July 15, 2007
CALL IT A NO-HURRIES WEEKEND. THE object is to take a getaway but to go slowly, engaging in a meditation of movement and enjoying the journey as much as the destination. That is the answer to those who wonder why anyone would take a six-hour train-and-bus ride from Washington to Virginia Beach when Southwest Airlines offers one-hour, nonstop service from BWI Marshall Airport. A curse upon those who insist that the trip begins when the traveling ends. Getaways are supposed to divert the daily grind -- when we navigate the city's congestion-clogged roads en route to work, zoom to the pharmacy and bank before they close, dash to church or our child's soccer practice or to the mall, with hopes of finding a good parking space.
November 25, 2006
Life is good. Or is it? We work hard, we play hard, and we have more stuff. But we're stressed out, swimming in debt and spending more time working than with family and friends. And, we know we're doing it. According to a survey released by the Center for a New American Dream in Takoma Park, most Americans think that society's priorities are too focused on work and money, and not enough on family and community. That knowledge, though, isn't enough to squelch our often-frantic lifestyles.
June 22, 2006
Whether you go to get juiced before a bar tour or just camp out for conversation, coffeehouses are ideal down-tempo destinations for a TV-less evening. (Laptops are OK, though.) A few cafes around town are open late enough to serve as post-dinner hangouts. All four of these have wireless Internet access. Though its kitchen closes at 10:30 p.m., One World Cafe (100 W. University Parkway, 410-235-5777) serves coffee, tea and other drinks 8 a.m.-2 a.m. Mondays-Saturdays. It's open Sundays, too, just not as late: 8 a.m.-5 p.m. The walls are deep yellow, and the crowd -- a lot of Johns Hopkins University students and staff -- is friendly.
August 11, 2005
Another Irish pub/restaurant has come to Baltimore. Tir Na Nog Irish Bar & Grill opened its doors in Harborplace last weekend in the space that used to be the upstairs of Planet Hollywood. General Manager Liam Kelly says the name -- pronounced just as it looks -- means "land of eternal youth." He says it is the third Tir Na Nog. The first is across the street from Madison Square Garden in New York City, and the second is near City Hall in Philadelphia. Liam himself comes from the land of the green, and so does everything inside the restaurant, except the TVs and outside furniture.

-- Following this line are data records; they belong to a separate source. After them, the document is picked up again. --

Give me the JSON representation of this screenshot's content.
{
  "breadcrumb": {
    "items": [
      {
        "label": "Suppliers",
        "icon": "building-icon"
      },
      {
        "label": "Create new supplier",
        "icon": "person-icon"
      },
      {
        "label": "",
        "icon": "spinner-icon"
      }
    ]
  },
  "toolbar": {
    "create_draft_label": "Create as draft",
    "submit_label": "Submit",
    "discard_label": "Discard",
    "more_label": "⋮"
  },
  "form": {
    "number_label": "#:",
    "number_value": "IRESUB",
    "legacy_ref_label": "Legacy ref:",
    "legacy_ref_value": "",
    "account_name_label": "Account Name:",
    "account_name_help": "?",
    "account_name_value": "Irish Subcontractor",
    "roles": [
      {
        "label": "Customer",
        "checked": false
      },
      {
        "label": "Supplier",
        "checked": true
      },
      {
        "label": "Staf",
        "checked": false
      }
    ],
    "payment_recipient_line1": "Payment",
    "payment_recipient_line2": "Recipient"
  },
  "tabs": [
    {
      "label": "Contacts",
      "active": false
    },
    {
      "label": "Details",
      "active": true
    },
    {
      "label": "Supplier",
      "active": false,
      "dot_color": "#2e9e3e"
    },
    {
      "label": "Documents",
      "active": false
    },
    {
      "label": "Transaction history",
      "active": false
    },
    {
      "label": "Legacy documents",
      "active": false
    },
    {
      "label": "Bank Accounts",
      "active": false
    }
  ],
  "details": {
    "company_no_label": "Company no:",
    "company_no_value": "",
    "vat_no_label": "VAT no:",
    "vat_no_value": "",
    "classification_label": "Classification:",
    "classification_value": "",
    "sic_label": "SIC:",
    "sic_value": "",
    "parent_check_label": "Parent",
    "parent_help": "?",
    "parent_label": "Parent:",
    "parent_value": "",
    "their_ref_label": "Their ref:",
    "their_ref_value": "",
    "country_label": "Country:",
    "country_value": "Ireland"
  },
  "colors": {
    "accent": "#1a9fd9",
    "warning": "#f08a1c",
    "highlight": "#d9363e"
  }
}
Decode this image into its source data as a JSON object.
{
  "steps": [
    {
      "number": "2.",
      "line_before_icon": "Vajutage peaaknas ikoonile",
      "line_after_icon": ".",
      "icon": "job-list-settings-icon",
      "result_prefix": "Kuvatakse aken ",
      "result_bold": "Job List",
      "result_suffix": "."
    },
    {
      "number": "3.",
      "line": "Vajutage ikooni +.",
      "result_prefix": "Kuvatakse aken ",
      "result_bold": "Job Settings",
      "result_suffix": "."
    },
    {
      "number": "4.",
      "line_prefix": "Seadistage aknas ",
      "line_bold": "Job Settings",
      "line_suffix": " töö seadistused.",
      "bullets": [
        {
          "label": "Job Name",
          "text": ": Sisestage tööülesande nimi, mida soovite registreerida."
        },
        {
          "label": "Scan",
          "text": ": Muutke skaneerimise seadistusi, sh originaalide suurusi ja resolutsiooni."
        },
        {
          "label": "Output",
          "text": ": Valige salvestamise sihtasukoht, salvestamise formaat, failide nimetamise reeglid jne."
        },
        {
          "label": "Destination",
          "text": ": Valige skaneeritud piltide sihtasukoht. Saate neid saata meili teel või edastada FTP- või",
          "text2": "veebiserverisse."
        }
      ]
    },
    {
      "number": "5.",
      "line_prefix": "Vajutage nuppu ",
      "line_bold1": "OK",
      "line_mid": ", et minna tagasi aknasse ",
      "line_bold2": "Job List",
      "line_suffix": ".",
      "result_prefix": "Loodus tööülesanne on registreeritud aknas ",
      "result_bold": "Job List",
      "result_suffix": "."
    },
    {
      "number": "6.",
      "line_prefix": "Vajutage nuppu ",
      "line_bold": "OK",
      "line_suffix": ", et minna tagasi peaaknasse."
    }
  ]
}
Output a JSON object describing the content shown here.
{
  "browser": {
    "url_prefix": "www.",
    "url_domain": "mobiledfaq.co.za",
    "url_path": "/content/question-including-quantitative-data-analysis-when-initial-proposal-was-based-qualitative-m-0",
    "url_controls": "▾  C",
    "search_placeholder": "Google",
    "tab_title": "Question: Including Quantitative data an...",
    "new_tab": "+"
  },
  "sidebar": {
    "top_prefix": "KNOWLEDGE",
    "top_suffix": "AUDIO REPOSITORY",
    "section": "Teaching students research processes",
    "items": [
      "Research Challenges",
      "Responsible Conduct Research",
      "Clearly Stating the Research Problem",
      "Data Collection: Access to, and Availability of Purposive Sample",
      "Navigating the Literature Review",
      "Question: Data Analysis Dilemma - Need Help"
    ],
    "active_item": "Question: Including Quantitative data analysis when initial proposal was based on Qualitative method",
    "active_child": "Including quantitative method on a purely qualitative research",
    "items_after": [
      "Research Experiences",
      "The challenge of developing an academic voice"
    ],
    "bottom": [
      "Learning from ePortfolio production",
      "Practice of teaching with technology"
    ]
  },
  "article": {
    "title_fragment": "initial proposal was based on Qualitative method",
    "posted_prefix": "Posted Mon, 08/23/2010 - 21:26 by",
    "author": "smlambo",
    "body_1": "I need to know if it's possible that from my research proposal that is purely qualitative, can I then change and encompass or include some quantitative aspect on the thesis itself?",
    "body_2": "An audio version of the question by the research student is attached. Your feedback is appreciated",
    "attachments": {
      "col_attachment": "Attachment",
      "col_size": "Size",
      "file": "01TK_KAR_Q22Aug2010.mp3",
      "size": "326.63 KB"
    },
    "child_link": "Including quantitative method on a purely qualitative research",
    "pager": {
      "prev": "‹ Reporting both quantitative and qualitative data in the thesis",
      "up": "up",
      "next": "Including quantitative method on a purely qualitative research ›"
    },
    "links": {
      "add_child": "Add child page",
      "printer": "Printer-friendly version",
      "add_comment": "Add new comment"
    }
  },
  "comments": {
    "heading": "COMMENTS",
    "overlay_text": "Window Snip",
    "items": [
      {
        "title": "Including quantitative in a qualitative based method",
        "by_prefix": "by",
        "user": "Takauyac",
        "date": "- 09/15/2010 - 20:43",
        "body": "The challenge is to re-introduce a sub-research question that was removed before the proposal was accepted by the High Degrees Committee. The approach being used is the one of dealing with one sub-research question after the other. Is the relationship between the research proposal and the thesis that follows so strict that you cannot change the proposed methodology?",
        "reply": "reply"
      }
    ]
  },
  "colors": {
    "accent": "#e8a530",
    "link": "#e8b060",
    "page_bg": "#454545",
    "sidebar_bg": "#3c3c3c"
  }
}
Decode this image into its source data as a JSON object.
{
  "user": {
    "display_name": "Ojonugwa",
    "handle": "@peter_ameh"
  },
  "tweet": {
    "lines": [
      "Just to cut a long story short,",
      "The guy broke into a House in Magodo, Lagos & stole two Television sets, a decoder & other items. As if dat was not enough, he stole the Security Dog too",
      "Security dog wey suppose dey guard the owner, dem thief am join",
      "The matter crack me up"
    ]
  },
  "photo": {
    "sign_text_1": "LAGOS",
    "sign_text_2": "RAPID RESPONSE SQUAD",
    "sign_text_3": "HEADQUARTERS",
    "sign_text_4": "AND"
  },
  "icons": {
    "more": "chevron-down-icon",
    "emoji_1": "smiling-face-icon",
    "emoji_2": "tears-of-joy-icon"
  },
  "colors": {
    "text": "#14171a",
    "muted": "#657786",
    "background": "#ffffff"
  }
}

April 27, 2005
A line of folks stood sipping lattes outside a Fells Point coffee shop yesterday afternoon. They would have sat, but -- alas -- by city decree, the Daily Grind has no right to outdoor chairs. This is news to the hundreds of customers who have taken their coffee along with a waterfront view for years at the Thames Street coffeehouse's outdoor tables. The Daily Grind found out this month that although it had permits for outdoor seating, the city issued them in error. So when neighbors complained this month about noise, the city said the tables and chairs had to go. Daily Grind owner David Key taped signs in his shop's front window apologizing for the vanished seats and urging upset customers to come inside and sign a petition.
September 1, 2004
NOW THAT Deion Sanders has signed a one-year contract, it's time for the tricky part. The Ravens' coaching staff and front office has to find a way to slowly mesh Sanders' fluff-and-puff, strut-your-stuff personality into a blue-collar locker room. The players have been publicly saying the right things since the story broke nearly two weeks ago, but privately some are questioning if the Ravens are about to become the Washington Redskins by bringing in a high-priced free agent, and possibly bailing on a philosophy that relies on teamwork and chemistry.